In this paper, we have constructed and tested a general equilibrium model of endogenous growth, public services and optimal policy, in which benevolent policymakers find it optimal to keep the tax rate constant over time. Despite its popularity and influence among theorists, data from 22 OECD countries uniformly reject the empirical viability of the class of models based on Barro's (1990) seminal paper. Thus, in contrast to the findings from the partial equilibrium studies cited above, our results suggest that the policy recipe to keep the tax rate flat over time (so as to smooth out its distorting effects on growth) does not hold in general equilibrium settings in which private agents and policymakers endogenously react to each other.
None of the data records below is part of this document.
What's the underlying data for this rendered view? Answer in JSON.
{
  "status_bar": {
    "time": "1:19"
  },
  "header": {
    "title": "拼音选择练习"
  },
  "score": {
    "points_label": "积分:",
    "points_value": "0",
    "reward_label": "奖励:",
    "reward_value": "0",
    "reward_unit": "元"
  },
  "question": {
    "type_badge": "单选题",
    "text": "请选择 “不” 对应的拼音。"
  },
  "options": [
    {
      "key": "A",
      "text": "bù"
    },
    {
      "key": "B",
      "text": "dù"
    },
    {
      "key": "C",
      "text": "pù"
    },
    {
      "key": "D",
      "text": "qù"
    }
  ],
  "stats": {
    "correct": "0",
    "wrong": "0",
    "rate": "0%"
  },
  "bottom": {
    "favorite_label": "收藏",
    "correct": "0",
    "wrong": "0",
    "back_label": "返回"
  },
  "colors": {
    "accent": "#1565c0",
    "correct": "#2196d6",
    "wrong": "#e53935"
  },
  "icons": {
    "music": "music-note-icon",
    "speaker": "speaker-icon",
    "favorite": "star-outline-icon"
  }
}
As with almost any empirical exercise in hypothesis testing, rejection of a model implies that some, or all, of the assumptions required in the theoretical model are somehow at odds with the data.25 In the class of models examined in this paper, the major assumptions include: (i) logarithmic consumer preferences; (ii) Cobb–Douglas technology at the firm's level; (iii) fully rational and long-sighted agents (private agents and policymakers) who all share the same objectives; and (iv) benevolent governments can achieve their objectives. In a general equilibrium context, it is extremely difficult to disentangle these assumptions so as to formally assess which one, or combination of them, is causing rejection of the model's cross-equation restrictions. Nevertheless we can speculate. For example, from a theoretical perspective, as we have discussed at the end of Section 2, as long as one focuses on time consistent optimal policies, the tax smoothing result does not change if different functional forms for preferences and technology are employed. Furthermore, from an empirical perspective, it is important to stress that alternative model specifications, which would add more structure of this sort and hence unavoidably imply more (both in number and algebraic complexity) cross-equation theoretical restrictions,26 seem quite unlikely to find more support by the data. Accordingly, we suggest that more data friendly model specifications might be found by allowing for “simplicity” in the form of for example bounded rationality, short-sighted behavior, or policymakers whose behavior is less complex and maybe less efficient than that of a benevolent Stackelberg leader (see for example Simon, 1954 and Gregory, 1989). Bounded rationality (for example rule-of-thumb behavior) is based on results from experimental economics which demonstrate that the main motive for deviating from rationality is indeed an attempt to simplify decision problems (see for example Ellison and Fudenberg, 1993, Rubinstein, 1998 and Lettau and Uhlig, 1999). Short-sighted behavior on the part of private agents and/or policymakers works in the same direction when it implies a less complicated structure than that of the general far-sighted case.27 Finally, it is widely believed that policymakers have their own political agendas, which might be systematically different from those of a benevolent government. Policymakers may try to please a subset of voters to remain in office (see for example Drazen, 2000, chap. 7 for a recent survey, which also emphasizes that partisan and electoral motives cannot be separated). Moreover policymakers may try to extract rents—associated with office-holding per se—for themselves and other interest groups at the voters' expense (see for example Buchanan et al., 1980, Mueller, 1989, Drazen, 2000 and Persson and Tabellini, 1999a)28. This is an important and still growing literature (see the surveys in Drazen, 2000 and Persson and Tabellini, 1999b), but the results—from formal econometric testing of the micro-political foundations of the various models—are still far from conclusive. Given the above considerations, we suggest that more data friendly model specifications, which imply less cross-equation theoretical restrictions, might be found by allowing for bounded rationality, short-sighted behaviour, or non-benevolent politicians. General equilibrium models incorporating such assumptions (see Malley and Philippopoulos, 200129 for a formal attempt in this direction) will hopefully prove to be more useful for analysing the intertemporal interaction between the private economy and fiscal authorities in the context of growth.